Try it:
Tally the lines in the material below that hold the string "hospital" and report the tally alone.

Supplied material:

·····

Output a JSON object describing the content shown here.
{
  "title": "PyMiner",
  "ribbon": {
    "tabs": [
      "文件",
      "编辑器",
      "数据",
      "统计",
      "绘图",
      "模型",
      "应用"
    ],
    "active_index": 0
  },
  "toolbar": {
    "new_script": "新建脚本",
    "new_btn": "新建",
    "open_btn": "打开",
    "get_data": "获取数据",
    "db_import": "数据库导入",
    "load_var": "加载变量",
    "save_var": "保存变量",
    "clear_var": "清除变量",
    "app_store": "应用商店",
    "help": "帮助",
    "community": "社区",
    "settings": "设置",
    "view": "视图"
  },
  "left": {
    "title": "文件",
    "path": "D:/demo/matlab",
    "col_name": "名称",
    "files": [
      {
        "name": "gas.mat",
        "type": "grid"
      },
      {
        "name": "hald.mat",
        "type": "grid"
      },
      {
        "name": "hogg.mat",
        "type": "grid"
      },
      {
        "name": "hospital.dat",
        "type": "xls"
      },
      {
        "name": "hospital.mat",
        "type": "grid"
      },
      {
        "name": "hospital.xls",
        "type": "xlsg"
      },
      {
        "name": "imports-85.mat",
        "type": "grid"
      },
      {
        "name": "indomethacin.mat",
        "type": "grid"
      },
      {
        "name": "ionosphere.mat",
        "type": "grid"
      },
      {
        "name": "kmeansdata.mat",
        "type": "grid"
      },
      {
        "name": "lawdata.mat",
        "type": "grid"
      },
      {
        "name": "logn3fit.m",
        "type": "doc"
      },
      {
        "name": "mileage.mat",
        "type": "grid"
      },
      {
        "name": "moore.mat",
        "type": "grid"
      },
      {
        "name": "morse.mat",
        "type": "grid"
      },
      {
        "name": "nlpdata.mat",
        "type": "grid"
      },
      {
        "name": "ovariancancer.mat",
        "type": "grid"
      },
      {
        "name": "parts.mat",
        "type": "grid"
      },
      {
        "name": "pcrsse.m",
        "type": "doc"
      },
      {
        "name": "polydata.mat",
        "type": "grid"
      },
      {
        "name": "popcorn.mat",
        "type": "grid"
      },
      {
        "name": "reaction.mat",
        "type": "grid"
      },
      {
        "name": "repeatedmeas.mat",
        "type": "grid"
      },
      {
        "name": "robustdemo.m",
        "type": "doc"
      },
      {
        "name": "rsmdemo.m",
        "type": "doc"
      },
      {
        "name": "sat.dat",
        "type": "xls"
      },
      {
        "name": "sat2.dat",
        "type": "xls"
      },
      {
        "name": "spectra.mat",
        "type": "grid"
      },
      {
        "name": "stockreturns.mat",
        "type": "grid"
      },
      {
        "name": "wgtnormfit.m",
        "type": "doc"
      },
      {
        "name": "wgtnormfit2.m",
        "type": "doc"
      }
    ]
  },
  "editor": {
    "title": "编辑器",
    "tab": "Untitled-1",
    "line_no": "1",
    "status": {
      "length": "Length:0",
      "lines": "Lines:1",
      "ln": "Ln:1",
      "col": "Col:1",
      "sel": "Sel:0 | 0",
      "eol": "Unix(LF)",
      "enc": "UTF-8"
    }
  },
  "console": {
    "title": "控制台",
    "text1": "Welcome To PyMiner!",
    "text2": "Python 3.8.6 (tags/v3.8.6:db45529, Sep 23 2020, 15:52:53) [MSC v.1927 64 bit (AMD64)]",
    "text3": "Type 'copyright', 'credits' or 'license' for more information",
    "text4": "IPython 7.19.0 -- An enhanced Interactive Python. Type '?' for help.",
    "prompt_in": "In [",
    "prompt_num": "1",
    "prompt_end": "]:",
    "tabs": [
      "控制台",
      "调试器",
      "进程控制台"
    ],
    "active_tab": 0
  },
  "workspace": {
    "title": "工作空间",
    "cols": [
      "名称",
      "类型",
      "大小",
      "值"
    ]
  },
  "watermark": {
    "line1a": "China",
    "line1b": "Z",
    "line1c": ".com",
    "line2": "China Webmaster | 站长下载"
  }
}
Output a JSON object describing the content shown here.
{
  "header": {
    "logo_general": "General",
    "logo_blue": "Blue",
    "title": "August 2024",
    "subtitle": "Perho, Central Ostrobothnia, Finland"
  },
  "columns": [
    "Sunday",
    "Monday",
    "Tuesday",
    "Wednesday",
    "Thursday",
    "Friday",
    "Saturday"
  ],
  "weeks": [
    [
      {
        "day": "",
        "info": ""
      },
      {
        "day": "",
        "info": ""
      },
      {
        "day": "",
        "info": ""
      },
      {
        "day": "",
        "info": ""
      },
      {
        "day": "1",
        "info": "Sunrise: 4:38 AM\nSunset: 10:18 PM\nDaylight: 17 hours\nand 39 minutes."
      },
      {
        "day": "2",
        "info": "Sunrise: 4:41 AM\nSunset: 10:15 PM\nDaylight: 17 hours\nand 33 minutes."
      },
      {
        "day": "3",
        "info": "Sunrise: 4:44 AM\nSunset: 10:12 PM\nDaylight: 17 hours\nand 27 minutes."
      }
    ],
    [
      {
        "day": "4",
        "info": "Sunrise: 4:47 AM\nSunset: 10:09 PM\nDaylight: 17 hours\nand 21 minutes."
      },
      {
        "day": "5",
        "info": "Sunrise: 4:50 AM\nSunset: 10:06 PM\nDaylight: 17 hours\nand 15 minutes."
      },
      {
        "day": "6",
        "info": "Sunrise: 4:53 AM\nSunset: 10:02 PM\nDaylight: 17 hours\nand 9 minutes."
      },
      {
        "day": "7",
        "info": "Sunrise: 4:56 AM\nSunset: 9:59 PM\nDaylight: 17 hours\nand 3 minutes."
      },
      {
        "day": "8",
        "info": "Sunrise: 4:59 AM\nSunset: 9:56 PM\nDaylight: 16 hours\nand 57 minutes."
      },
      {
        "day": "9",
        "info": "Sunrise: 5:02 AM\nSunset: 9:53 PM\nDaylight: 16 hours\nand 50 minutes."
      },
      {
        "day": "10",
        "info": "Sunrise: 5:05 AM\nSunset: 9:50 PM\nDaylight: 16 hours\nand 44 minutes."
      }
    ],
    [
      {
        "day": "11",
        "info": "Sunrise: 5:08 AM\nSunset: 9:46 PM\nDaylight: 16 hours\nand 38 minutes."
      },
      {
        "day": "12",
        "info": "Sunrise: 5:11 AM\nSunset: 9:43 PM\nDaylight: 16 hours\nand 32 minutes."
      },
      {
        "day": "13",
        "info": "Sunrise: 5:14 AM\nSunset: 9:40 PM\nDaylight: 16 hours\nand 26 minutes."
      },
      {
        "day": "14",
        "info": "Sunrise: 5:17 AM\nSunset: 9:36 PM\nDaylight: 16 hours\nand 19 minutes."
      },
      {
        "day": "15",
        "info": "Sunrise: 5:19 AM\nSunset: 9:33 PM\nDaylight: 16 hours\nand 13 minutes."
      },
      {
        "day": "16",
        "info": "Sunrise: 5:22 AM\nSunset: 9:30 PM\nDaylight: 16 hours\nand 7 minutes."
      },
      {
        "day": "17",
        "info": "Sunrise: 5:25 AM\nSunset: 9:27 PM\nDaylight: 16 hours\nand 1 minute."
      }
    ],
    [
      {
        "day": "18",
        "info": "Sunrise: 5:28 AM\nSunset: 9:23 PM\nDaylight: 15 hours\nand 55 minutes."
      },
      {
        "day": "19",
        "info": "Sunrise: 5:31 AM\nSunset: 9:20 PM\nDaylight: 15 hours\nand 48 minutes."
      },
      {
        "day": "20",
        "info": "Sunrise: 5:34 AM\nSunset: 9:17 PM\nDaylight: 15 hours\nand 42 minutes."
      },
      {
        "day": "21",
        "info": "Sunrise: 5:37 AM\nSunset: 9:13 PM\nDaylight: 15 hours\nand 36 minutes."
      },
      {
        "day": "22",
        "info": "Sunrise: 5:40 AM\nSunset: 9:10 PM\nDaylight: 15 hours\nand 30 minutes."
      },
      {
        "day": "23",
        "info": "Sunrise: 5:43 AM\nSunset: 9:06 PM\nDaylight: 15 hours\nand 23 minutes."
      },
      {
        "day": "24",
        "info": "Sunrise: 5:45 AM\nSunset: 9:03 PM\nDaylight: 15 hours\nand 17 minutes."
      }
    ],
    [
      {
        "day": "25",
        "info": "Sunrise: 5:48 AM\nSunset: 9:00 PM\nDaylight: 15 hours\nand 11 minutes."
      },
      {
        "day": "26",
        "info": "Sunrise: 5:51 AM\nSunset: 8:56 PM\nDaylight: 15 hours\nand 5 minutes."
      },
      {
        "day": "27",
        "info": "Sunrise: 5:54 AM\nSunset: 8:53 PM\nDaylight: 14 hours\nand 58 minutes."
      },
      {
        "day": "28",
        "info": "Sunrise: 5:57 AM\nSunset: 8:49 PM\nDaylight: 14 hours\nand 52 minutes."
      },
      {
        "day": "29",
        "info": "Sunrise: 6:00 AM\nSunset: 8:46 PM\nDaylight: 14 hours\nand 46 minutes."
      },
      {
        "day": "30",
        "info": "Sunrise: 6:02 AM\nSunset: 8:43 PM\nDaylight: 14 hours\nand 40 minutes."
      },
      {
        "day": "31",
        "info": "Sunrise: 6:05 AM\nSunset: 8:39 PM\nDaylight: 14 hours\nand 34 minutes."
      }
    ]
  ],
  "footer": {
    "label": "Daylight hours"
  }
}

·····

Task solution:
3